Its small size can make it difficult to get a satisfactory grip on the Smart K18, but then that’s all part of the fun of shooting something this tiny. Despite being very cheap and having a simple internal construction, this actually looks and handles fairly well. It shoots with a subdued crack rather than a bang, but it certainly doesn’t feel as cheap and nasty as some spring pistols I have tried. Power is low due to the very short barrel and small piston but the Smart K18 has just about enough power to be enjoyable at 6m. I’m not sure how well it would perform at longer ranges, but then that’s not really what it’s for.


If you want an FN Model 1906 in your collection, this is currently the only option that I’m aware of. However, if you ignore the markings, it’s actually also a very good replica of the Colt Model 1908 (the grips are certainly a closer match for the Colt than the FN). Now obviously, most of us would rather have a gas powered, blow back replica, but that’s not really feasible here. Fitting CO2 into the grip wouldn’t be possible due to its size and the tiny magazine would only hold a gnats’ fart worth of gas so a gas powered version probably wouldn’t work too well either. So, for the moment we’re stuck with this spring powered version.

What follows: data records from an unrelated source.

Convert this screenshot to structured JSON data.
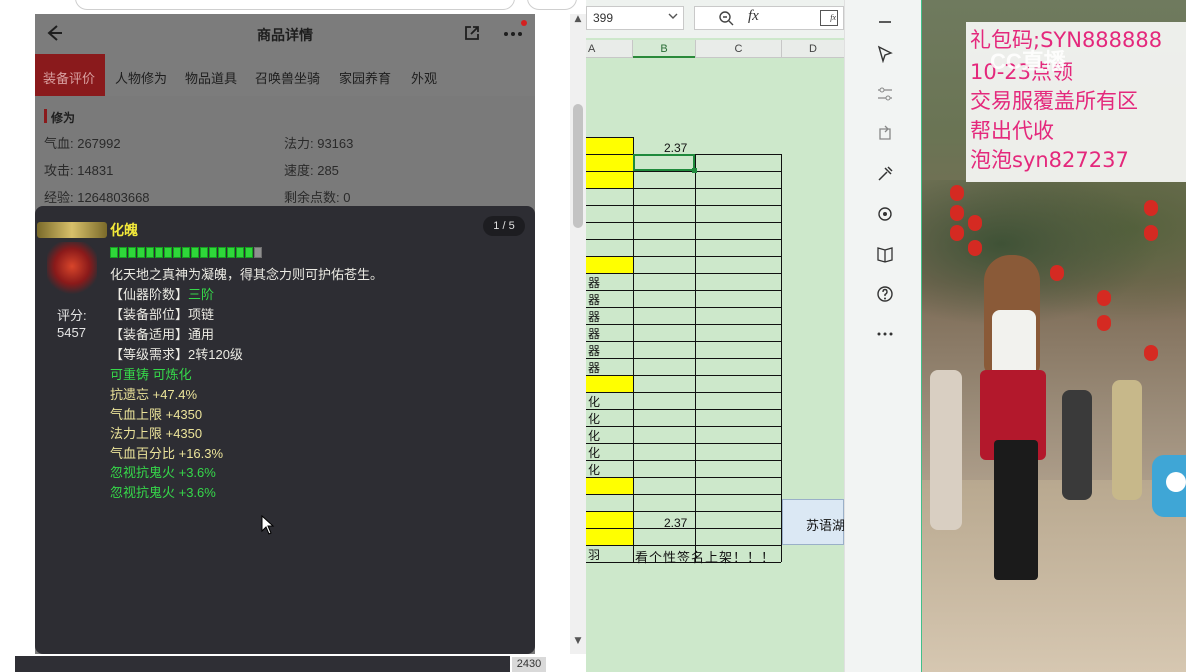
{
  "game_panel": {
    "title": "商品详情",
    "tabs": [
      "装备评价",
      "人物修为",
      "物品道具",
      "召唤兽坐骑",
      "家园养育",
      "外观"
    ],
    "section_title": "修为",
    "stats": [
      {
        "label": "气血: 267992"
      },
      {
        "label": "法力: 93163"
      },
      {
        "label": "攻击: 14831"
      },
      {
        "label": "速度: 285"
      },
      {
        "label": "经验: 1264803668"
      },
      {
        "label": "剩余点数: 0"
      }
    ],
    "tooltip": {
      "item_name": "化魄",
      "page_indicator": "1 / 5",
      "durability": {
        "filled": 16,
        "total": 17
      },
      "description": "化天地之真神为凝魄，得其念力则可护佑苍生。",
      "attributes": [
        {
          "key": "【仙器阶数】",
          "value": "三阶"
        },
        {
          "key": "【装备部位】",
          "value": "项链"
        },
        {
          "key": "【装备适用】",
          "value": "通用"
        },
        {
          "key": "【等级需求】",
          "value": "2转120级"
        }
      ],
      "recast_line": "可重铸 可炼化",
      "bonus_lines": [
        "抗遗忘 +47.4%",
        "气血上限 +4350",
        "法力上限 +4350",
        "气血百分比 +16.3%"
      ],
      "green_lines": [
        "忽视抗鬼火 +3.6%",
        "忽视抗鬼火 +3.6%"
      ],
      "score_label": "评分:",
      "score_value": "5457"
    },
    "bottom_number": "2430"
  },
  "spreadsheet": {
    "namebox_value": "399",
    "fx_label": "fx",
    "columns": [
      "A",
      "B",
      "C",
      "D"
    ],
    "b_value_top": "2.37",
    "b_value_bottom": "2.37",
    "a_column_fragments": [
      {
        "row": 8,
        "text": "器"
      },
      {
        "row": 9,
        "text": "器"
      },
      {
        "row": 10,
        "text": "器"
      },
      {
        "row": 11,
        "text": "器"
      },
      {
        "row": 12,
        "text": "器"
      },
      {
        "row": 13,
        "text": "器"
      },
      {
        "row": 15,
        "text": "化"
      },
      {
        "row": 16,
        "text": "化"
      },
      {
        "row": 17,
        "text": "化"
      },
      {
        "row": 18,
        "text": "化"
      },
      {
        "row": 19,
        "text": "化"
      },
      {
        "row": 24,
        "text": "羽"
      }
    ],
    "d_cell_text": "苏语湖",
    "footer_text": "看个性签名上架！！！"
  },
  "live_video": {
    "overlay_lines": [
      "礼包码;SYN888888",
      "10-23点领",
      "交易服覆盖所有区",
      "帮出代收",
      "泡泡syn827237"
    ],
    "watermark": "CC直播"
  },
  "colors": {
    "accent_red": "#8a1a1c",
    "tooltip_bg": "#2d2d33",
    "item_name_yellow": "#f2e83a",
    "green_text": "#36d84a",
    "sheet_bg": "#cde8cb",
    "sheet_yellow": "#ffff00",
    "overlay_pink": "#e4287c"
  },
  "icons": [
    "back-arrow-icon",
    "share-icon",
    "more-icon",
    "dropdown-chevron-icon",
    "zoom-icon",
    "fx-icon",
    "minimize-icon",
    "select-cursor-icon",
    "adjust-icon",
    "rotate-icon",
    "tools-icon",
    "settings-icon",
    "book-icon",
    "help-icon",
    "more-dots-icon"
  ]
}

It’s lucky then that this isn’t actually too bad as a replica. It’s mostly metal (the only current alternative, the spring powered Cybergun Colt Model 1908, is plastic) with good weight and the fit and finish are reasonable. As a shooter it’s more fun than fearsome but it does at least give some idea of what shooting the tiny original must be like. I also like the idea that 6mm BBs are only a whisker smaller than the actual 6.35mm rounds used in the original and, from what I have been able to discover about shooting the original, accuracy is also similar at 6m.

And of course, being a Chinese springer, it’s silly cheap (i.e., probably less than the cost of a bottle of imported beer). Overall, I like the Smart K18 and I’d recommend it to anyone with an interest in historic handguns. I prefer it to the Galaxy C.1 if only because it’s closer to the size and feel of the original. Though I can’t help but think that it could easily be worked on to produce an acceptable replica of the nickel finish version of the Colt Model 1908. Now, where did I put that polishing kit…

Total score 66/100


Not a great deal of power

Wrong grips


Fairly accurate visual replica

Reasonable finish

Good weight

Cheap as chips

Related pages

Galaxy C.1 Review

Smart K17 (FN Model 1910 replica) review

Smart K28 (Colt Model 1903 replica) review

Independent, objective and unbiased replica pistol reviews